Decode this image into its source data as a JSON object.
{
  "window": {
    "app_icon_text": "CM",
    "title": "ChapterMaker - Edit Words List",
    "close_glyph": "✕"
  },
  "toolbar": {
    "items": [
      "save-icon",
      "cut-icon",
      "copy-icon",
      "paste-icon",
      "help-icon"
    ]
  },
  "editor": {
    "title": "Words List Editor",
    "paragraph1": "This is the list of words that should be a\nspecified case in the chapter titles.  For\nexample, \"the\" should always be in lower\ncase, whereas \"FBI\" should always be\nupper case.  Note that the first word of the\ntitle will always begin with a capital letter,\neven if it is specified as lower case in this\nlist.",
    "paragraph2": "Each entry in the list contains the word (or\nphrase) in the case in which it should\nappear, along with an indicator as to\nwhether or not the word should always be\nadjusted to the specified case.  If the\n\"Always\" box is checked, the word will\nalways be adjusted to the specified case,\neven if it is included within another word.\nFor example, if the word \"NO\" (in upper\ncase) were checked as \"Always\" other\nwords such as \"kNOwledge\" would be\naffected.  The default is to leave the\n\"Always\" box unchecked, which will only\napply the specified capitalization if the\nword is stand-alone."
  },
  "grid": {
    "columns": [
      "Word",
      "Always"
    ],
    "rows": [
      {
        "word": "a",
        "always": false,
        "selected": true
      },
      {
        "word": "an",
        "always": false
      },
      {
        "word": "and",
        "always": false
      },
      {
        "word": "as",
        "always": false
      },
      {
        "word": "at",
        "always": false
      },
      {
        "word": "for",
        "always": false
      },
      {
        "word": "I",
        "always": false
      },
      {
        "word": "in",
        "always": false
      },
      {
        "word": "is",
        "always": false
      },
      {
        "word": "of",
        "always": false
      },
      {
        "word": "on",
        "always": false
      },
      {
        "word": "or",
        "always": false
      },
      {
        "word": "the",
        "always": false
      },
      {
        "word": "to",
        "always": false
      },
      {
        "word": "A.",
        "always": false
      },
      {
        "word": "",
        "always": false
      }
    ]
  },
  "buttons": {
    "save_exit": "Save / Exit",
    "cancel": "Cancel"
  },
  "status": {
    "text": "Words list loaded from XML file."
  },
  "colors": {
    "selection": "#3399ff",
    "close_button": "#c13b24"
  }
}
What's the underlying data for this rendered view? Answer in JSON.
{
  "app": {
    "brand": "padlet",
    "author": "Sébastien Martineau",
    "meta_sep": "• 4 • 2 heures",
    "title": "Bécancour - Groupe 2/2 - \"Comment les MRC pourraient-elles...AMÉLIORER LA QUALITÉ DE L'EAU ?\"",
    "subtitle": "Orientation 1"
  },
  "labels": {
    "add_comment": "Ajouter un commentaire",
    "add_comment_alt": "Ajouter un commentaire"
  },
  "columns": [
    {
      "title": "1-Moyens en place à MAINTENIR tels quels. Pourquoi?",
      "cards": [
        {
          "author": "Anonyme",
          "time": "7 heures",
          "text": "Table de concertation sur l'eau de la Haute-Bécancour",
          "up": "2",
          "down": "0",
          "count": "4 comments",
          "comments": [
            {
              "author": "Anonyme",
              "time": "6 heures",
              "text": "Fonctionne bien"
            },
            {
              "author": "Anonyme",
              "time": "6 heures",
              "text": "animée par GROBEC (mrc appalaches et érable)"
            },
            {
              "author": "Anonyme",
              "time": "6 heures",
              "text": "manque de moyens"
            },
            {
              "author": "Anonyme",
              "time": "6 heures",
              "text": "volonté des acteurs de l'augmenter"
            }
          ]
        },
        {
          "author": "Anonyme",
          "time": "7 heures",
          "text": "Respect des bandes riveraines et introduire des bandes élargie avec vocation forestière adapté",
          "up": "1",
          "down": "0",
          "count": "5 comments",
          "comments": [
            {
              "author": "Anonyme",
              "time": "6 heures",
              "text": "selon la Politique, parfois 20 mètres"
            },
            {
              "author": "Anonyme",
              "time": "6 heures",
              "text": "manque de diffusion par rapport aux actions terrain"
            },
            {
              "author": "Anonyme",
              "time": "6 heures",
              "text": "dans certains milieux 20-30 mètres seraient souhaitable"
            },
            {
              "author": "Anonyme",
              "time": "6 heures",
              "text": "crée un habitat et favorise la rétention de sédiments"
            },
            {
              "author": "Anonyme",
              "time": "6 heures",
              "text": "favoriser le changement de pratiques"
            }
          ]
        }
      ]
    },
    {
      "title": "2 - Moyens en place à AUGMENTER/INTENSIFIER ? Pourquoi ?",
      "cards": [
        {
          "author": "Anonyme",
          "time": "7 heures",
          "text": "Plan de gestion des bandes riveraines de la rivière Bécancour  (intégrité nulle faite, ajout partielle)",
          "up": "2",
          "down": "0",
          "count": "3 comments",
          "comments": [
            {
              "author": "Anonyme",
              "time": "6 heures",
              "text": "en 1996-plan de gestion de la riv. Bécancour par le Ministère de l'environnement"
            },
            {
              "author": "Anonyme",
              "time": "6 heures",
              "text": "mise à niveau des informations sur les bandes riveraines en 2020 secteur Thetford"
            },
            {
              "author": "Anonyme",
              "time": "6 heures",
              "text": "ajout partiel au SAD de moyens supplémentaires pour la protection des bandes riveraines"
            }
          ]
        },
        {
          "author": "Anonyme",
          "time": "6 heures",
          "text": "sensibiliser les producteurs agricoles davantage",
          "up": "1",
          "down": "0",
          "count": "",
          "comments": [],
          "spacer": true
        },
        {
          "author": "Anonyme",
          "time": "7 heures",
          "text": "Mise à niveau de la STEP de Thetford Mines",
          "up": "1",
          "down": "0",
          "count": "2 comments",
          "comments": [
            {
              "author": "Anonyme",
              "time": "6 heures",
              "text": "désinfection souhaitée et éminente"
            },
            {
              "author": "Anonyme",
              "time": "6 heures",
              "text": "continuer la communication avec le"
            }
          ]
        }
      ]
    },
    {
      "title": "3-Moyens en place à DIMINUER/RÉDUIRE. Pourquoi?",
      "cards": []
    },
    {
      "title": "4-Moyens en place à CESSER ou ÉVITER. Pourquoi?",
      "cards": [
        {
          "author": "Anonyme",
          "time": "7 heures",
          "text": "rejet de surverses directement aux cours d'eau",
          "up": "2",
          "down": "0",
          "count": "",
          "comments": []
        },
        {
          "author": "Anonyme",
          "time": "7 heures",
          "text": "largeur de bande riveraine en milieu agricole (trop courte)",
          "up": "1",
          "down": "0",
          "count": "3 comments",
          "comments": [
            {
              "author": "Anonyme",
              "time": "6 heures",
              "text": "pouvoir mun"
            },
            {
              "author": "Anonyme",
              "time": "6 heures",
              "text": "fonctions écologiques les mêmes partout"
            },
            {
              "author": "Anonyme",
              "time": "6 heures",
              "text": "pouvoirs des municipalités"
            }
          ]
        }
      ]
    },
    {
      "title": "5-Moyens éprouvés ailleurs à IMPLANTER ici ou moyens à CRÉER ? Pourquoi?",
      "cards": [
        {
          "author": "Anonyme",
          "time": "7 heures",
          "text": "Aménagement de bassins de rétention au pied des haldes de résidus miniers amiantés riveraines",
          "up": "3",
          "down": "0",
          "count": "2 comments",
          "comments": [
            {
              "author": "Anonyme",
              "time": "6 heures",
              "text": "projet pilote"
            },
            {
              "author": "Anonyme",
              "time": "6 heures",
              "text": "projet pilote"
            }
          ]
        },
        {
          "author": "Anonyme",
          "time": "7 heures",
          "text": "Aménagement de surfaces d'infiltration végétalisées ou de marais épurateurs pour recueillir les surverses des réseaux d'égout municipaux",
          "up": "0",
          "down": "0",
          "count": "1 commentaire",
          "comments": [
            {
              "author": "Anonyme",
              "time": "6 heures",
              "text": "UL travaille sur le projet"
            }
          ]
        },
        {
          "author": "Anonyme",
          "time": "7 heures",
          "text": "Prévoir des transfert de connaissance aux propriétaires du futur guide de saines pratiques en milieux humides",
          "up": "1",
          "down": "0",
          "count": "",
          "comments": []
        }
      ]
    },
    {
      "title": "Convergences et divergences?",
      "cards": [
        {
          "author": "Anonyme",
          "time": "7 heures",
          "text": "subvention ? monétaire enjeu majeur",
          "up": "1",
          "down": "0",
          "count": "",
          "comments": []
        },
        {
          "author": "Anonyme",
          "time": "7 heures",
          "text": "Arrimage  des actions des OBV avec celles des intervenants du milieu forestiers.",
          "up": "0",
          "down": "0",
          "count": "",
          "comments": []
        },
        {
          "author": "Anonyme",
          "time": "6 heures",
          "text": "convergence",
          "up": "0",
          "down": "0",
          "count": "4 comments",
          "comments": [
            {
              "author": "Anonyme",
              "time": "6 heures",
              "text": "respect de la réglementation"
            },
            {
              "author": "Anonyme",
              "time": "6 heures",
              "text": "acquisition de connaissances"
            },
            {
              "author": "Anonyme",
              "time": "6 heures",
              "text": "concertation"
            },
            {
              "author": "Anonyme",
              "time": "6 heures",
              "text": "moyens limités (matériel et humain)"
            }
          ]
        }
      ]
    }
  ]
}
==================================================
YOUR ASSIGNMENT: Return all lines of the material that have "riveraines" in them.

WRITTEN RESPONSE:
          "text": "Respect des bandes riveraines et introduire des bandes élargie avec vocation forestière adapté",
          "text": "Plan de gestion des bandes riveraines de la rivière Bécancour  (intégrité nulle faite, ajout partielle)",
              "text": "mise à niveau des informations sur les bandes riveraines en 2020 secteur Thetford"
              "text": "ajout partiel au SAD de moyens supplémentaires pour la protection des bandes riveraines"
          "text": "Aménagement de bassins de rétention au pied des haldes de résidus miniers amiantés riveraines",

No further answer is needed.